TASK DESCRIPTION
Find and copy the lines in the records beneath this task that contain the word "Instrument".

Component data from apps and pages
____________

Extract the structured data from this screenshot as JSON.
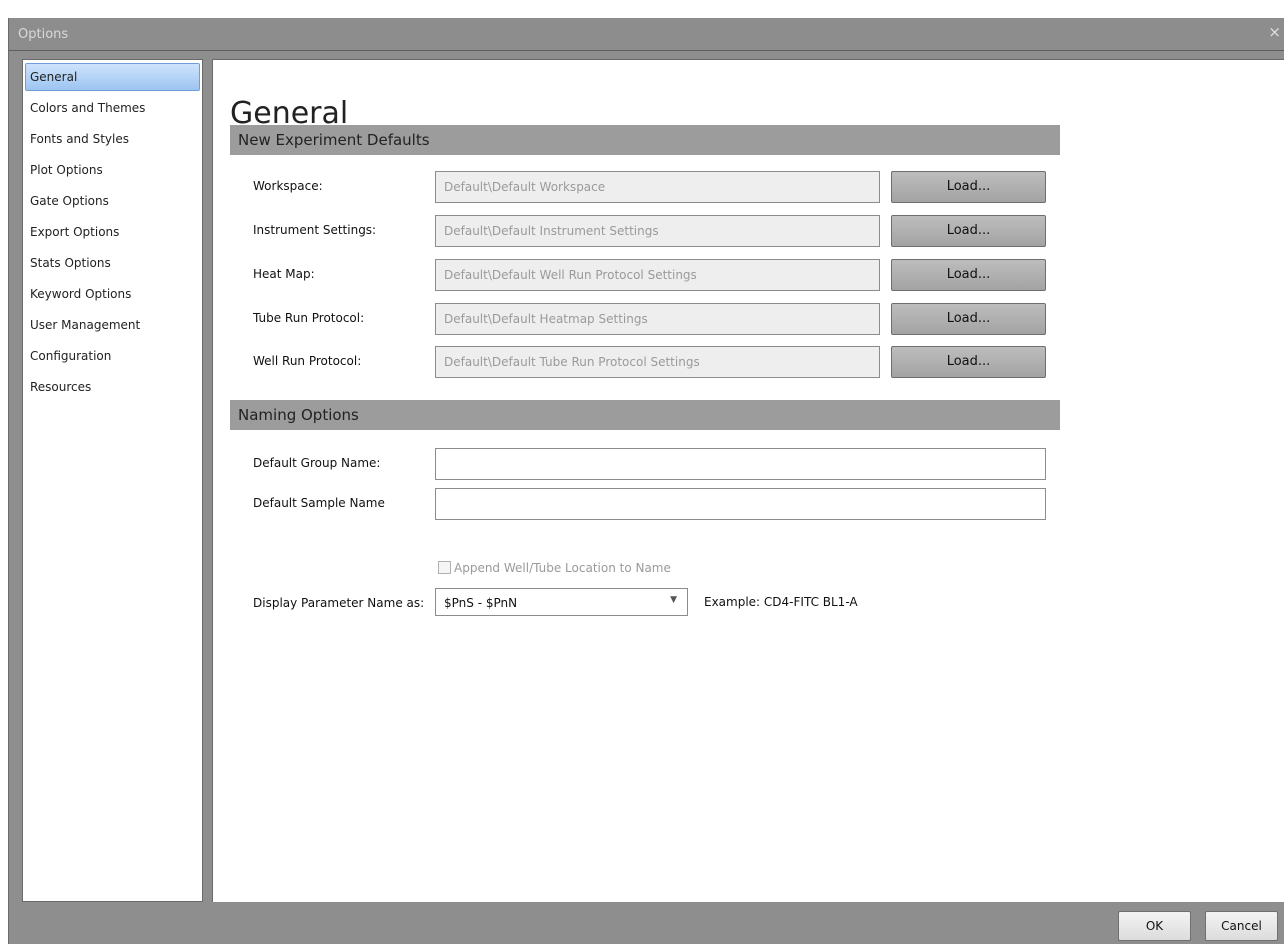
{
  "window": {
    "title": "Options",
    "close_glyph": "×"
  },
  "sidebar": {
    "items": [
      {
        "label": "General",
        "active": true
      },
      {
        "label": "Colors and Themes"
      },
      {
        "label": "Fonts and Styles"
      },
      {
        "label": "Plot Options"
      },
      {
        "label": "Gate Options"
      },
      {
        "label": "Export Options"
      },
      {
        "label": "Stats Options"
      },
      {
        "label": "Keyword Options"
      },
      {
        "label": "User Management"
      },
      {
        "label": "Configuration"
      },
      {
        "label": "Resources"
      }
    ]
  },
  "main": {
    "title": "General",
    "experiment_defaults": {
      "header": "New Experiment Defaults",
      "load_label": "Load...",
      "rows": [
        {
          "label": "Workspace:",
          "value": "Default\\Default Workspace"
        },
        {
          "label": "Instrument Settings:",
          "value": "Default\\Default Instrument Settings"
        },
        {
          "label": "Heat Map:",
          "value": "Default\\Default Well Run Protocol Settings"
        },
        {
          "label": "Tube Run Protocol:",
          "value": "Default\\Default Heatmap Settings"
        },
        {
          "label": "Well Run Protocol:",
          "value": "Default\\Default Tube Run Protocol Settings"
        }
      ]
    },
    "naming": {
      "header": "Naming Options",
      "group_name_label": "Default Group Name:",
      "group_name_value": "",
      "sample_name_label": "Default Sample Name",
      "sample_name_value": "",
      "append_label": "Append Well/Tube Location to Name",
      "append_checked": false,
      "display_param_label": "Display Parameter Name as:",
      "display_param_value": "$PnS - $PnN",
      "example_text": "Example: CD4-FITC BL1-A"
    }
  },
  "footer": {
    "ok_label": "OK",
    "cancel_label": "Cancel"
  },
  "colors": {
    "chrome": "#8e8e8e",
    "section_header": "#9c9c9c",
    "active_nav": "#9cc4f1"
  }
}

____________

ANSWER
          "label": "Instrument Settings:",
          "value": "Default\\Default Instrument Settings"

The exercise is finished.